INTRODUCTION: Traumatic pulmonary pseudocyst (TPP) is an uncommon manifestation of blunt chest trauma in young adults. This should be considered in the differential diagnosis in patients sustaining blunt chest trauma.
CASE PRESENTATION: A healthy 27 year old man was seen after blunt trauma to his right chest while playing rugby. He was complaining of right lower chest pain and some streaky hemoptysis. There was no history of dyspnea, fever, chills, nightsweats. He had no prior pulmonary disease. He was not on any medication and denied alcohol abuse or use of recreational drugs. On examination he was comfortable at rest with normal vital signs. There was no lymphadenopathy or clubbing of fingers. There was mild chest wall tenderness on the lateral lower right chest. Chest was clear to auscultation. A chest radiograph was unremarkable and did not show rib fractures. A chest CT scan was obtained. Figure 1 shows areas of pulmonary contusion on the affected side of the right chest. Figure 2 shows a pulmonary pseudocyst on the right lower lung.
DISCUSSIONS: TPP manifests within the first 24 hours after blunt chest trauma in the majority of cases or up to fourteen days post-injury. Symptoms are non-specific and include cough, chest pain, hemoptysis, and shortness of breath. Physical examination findings are unremarkable and are usually restricted to crackles on the affected chest. Most reported cases of TPPs have concurrent lung injuries such as pulmonary contusion, hematoma, hemopneumothorax, and pneumothorax.1 Chest radiographs have a diagnostic yield ranging from 24–50% whereas chest CT scans can have a yield of 100%. TPPs, which may be uni- or bilateral, are usually subpleural lesions commonly affecting the lower lobes. Contused pulmonary parenchyma surrounds these thin, irregularly walled lesions, which lack epithelial lining. TPPs may contain air-fluid levels that result from bleeding from the surrounding vessels.1TPP can occur at almost any age group but majority of cases are 30 years old or younger. When a young adult gets involved in a blunt trauma, compression of an elastic thorax with resultant negative intrathoracic pressure on chest recoil causes parenchymal laceration, and because of the normal elastic recoil of the lung, air and fluid escape into the contusion-induced cavities. In younger patients, the greater compliance of the chest wall allows better transmission of the force of impact to the lung, and presumably is responsible for the higher frequency of this lesion in young adults.2 TPPs usually follow a benign course. Pseudocysts change in size and shape and may become larger during the first two weeks of observation. They eventually get smaller until complete resolution in 1–6 months.2 For the most part, pseudocyts are treated conservatively. For uncomplicated cases, serial chest X-rays are sufficient until resolution of the cysts, unless the patient has persistent fever or leukocytosis suggesting super-infection. Small infected cysts may respond to antibiotics alone or may require CT–guided percutaneous drainage if with clinical deterioration. Surgical resection is recommended if the infected cysts are more than 6 cm or if with massive pulmonary hemorrhage.1 TPPs usually have an excellent prognosis since majority of the cases are uncomplicated.
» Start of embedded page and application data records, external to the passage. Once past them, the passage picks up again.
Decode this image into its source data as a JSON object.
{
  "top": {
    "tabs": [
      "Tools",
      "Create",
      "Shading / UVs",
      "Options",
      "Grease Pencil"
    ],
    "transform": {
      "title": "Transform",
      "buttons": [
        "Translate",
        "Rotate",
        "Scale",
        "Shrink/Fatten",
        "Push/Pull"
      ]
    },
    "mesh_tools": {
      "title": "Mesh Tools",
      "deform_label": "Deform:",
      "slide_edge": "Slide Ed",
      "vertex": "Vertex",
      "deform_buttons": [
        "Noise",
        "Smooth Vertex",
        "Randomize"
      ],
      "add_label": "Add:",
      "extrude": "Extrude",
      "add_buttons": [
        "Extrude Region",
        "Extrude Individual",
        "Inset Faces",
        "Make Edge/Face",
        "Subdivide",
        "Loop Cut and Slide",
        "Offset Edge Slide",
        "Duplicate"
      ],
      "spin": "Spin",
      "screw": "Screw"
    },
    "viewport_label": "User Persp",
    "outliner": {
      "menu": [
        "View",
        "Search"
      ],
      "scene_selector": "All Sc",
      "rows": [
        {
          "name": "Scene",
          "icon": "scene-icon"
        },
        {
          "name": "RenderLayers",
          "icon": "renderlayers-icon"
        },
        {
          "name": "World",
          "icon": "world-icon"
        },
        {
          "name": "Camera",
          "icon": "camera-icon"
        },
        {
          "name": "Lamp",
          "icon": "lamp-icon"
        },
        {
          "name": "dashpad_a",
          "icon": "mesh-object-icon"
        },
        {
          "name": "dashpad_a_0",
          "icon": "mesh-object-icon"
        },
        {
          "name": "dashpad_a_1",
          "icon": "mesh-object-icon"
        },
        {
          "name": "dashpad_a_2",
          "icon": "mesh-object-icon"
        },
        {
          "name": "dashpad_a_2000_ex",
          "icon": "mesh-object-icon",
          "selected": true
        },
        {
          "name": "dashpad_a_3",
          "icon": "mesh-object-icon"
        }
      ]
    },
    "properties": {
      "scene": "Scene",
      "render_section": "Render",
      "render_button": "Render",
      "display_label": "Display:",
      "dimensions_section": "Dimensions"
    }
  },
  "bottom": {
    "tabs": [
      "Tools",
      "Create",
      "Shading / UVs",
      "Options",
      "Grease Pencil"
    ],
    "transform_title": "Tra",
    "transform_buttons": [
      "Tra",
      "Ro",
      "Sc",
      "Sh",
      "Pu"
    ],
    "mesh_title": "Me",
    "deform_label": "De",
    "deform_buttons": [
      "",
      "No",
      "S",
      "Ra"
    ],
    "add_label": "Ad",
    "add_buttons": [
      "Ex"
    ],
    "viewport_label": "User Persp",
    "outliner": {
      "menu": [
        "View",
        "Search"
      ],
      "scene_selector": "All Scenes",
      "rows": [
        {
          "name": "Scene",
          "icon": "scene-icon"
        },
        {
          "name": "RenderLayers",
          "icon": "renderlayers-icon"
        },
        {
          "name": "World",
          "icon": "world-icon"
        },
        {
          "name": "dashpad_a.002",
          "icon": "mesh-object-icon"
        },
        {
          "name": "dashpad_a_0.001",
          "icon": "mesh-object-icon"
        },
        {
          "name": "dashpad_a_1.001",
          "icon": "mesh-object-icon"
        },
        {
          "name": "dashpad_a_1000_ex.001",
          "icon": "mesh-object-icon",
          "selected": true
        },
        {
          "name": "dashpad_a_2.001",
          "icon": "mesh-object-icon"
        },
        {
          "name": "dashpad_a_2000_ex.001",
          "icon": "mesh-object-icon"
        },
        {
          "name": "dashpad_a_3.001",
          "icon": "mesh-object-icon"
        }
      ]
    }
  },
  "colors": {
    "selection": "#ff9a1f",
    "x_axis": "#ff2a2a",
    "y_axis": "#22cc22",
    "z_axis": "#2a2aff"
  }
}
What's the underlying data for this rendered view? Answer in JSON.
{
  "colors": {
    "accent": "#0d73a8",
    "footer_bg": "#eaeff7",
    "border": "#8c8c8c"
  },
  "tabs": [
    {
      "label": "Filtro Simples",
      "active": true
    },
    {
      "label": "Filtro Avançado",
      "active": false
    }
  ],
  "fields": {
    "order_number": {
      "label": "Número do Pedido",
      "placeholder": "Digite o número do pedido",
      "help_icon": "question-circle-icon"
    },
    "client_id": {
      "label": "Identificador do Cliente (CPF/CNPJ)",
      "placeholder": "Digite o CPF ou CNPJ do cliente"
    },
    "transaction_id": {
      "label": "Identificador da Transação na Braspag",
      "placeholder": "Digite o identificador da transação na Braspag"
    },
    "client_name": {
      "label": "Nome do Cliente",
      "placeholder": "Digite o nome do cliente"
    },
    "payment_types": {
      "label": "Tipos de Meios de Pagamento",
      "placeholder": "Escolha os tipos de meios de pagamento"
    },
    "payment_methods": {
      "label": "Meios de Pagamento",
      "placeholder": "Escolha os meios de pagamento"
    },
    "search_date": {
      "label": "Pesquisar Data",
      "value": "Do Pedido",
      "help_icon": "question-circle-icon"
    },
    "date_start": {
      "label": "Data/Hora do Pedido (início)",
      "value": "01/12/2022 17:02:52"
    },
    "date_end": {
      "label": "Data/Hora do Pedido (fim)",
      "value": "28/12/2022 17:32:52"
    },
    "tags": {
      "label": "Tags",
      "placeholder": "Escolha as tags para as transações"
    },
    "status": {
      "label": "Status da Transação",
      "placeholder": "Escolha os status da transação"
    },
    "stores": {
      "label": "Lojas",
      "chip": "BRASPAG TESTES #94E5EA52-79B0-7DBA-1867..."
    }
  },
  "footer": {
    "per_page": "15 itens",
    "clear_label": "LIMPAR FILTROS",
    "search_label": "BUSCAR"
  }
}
CONCLUSION: TPP is an uncommon manifestation seen in young adults after blunt chest trauma. It generally follows a benign clinical course but complications necessitating antibiotics and surgical drainage may arise.
DISCLOSURE: Jose Angelo De Dios, No Financial Disclosure Information; No Product/Research Disclosure Information